Yesterday a generous friend let me use her fabulous intaglio press. I spent the entire day inking monotypes and dancing to music in her perfect little studio. It was perfect timing too, for today a curator from the University had scheduled to come over to see some new work for a Fall show she is planning. I was glad I had some really new work to add to other things she wanted to view. The ink was still wet.

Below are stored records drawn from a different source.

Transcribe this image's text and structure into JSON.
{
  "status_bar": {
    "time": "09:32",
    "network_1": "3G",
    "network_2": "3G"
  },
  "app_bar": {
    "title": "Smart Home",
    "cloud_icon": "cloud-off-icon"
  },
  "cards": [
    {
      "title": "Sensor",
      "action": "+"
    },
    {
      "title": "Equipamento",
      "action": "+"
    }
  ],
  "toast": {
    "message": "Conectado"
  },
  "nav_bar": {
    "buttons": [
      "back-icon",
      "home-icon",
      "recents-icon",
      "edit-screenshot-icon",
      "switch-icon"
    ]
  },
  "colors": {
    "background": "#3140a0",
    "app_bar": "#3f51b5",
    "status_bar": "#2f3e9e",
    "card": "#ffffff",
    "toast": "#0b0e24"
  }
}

I have a series I started in ’07 called “Core Samples.” The idea that interested me behind this is what geologists do to test the hidden parts deep in the earth. They drill down a tube and grab up the layers of sediment, exactly as they have rested unnoticed for centuries. The layers are a record of time and passages, even the decaying of many organic things. The vertical pieces I have done recall this geological practice, but they are really landscapes in a sense. They are to me inner as well as outer landscapes. Landscapes I have come to understand are important work, or they can be. The Chinese have been doing sublime landscapes for centuries, and the best of them are not pretty pictures but worldview statements about the position of man in the grand scheme of wonder.
What I am posting today is one that I inked up yesterday. It is a direct response to what I wrote last time about the images that showed up in my pocket. I agree that the photo images I somehow gathered on my hike are better than this core sample representation. However the inked semblance reminds me of the gift of that day and is therefore a record of joy. I used an old racquetball of my husbands as a drawing tool to make the marks in this image. I hope you can dance with it too.